Next Helen with a super eerie entry
Silence. It was all around him. Weighing heavy on his ears, on his time. Time that he scratched out, one by one on the damp bricks, the only indication that it passed the slivers of light through the barred window high above. No one came to see him. No one cared, it seemed, that he still lived.
The wonderful Michelle joins us this week and gave an emotional entry
Silence. A beautiful voice, his laughter are forever gone. Lost in silence are the sweet words. “hey, Mum, love you.” The silence is unfathomable. The silence tears at the heart.
Geoff gives his best TanGental entry this week :p

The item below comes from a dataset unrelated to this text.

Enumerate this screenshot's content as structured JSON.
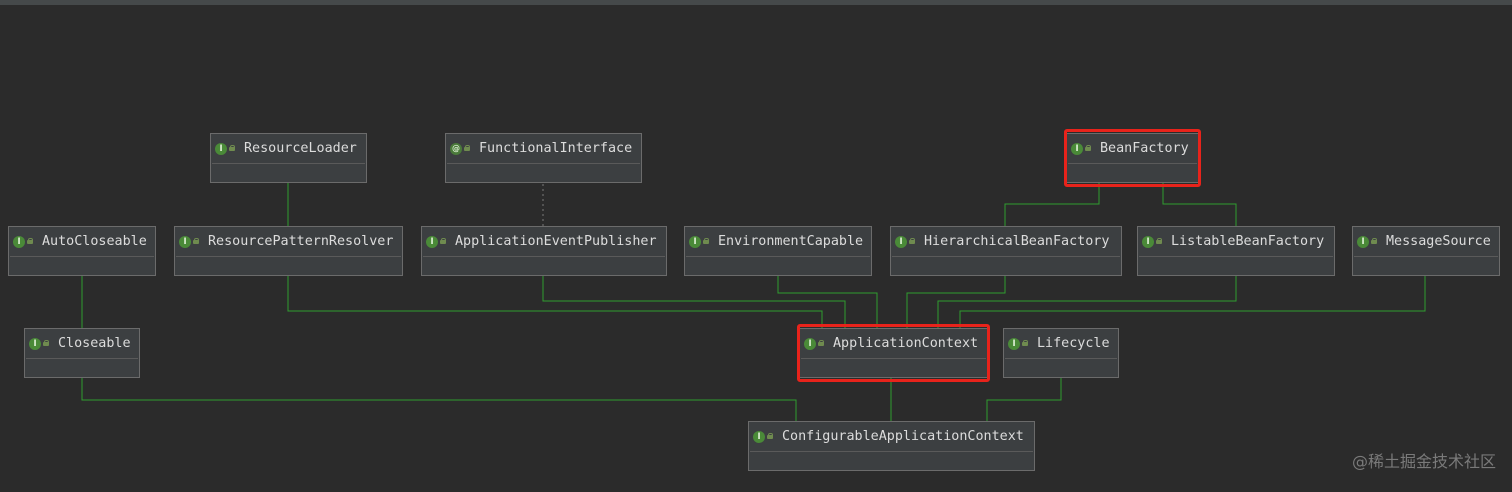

Silence is a long way from home, which is a hollow noduled bucket in Minneapolis and rather twee in a woebegone sort of way. Carriage bags have a habit of breaking silcne wit a rustle and a grimace. Shoping with silence is a chore and
Hugh follows Geoff with some equally tangential thinking – I just love where these are taking
If silence is golden then why am I not rich and living in outer space where it is silent. I love being silent like in the silent films which I don’t understand because they have no talking in them and are often in black and white and all fuzzy to watch. I wonder if they served popcorn in those days?
Jane gives this beautiful entry
Silence. The word sounds so loud when I think about it. Like when you put your head underwater. The sound of water. And the night air when everything else is quiet. Except the silence.
Sarah‘s written a cracking entry
Silence. Beeping, hacking, coughing, talking, yelling, beeping. Fleeting moments. Time is gone. Walls close in. Hoping. Waiting. For silence.
Foy joined in this week with a wonderful dialogue entry
“Would you shut up already?! I told you we’re not going to the zoo to harass the lions today.
That’s next week.”